• THE INPUT:
============================================================

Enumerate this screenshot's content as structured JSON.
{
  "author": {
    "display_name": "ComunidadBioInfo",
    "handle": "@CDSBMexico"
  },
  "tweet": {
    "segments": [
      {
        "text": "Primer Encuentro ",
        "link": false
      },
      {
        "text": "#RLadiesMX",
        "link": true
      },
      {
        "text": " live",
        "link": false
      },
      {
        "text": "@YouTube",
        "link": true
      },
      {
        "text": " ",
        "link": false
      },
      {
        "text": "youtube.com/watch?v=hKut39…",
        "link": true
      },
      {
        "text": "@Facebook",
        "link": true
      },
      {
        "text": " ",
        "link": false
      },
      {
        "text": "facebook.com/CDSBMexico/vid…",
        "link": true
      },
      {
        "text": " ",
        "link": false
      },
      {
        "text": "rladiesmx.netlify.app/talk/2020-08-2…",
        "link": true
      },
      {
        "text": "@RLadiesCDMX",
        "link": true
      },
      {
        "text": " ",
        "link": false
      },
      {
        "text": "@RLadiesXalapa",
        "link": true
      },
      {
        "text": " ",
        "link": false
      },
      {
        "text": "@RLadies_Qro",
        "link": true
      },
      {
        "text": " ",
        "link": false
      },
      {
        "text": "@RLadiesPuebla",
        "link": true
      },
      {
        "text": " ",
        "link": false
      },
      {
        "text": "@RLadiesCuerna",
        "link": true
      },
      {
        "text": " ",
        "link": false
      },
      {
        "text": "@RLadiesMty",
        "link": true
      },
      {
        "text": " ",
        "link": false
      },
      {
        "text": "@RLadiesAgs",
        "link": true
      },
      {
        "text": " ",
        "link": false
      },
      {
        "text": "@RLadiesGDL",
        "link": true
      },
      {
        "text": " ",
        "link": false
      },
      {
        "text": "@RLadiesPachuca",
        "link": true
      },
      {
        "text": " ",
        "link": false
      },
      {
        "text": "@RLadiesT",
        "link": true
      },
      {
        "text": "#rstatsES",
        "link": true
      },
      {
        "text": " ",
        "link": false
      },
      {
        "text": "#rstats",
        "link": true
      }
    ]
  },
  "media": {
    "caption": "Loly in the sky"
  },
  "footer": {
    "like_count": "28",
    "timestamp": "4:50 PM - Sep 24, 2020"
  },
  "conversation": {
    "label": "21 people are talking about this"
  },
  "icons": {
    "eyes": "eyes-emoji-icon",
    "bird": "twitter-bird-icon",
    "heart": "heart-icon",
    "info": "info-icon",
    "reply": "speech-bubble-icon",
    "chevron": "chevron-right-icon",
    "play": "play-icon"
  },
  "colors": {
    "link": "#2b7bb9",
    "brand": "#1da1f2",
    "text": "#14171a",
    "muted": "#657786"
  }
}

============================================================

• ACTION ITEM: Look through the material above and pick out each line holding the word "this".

• COMPLETED EXERCISE:
Enumerate this screenshot's content as structured JSON.
    "label": "21 people are talking about this"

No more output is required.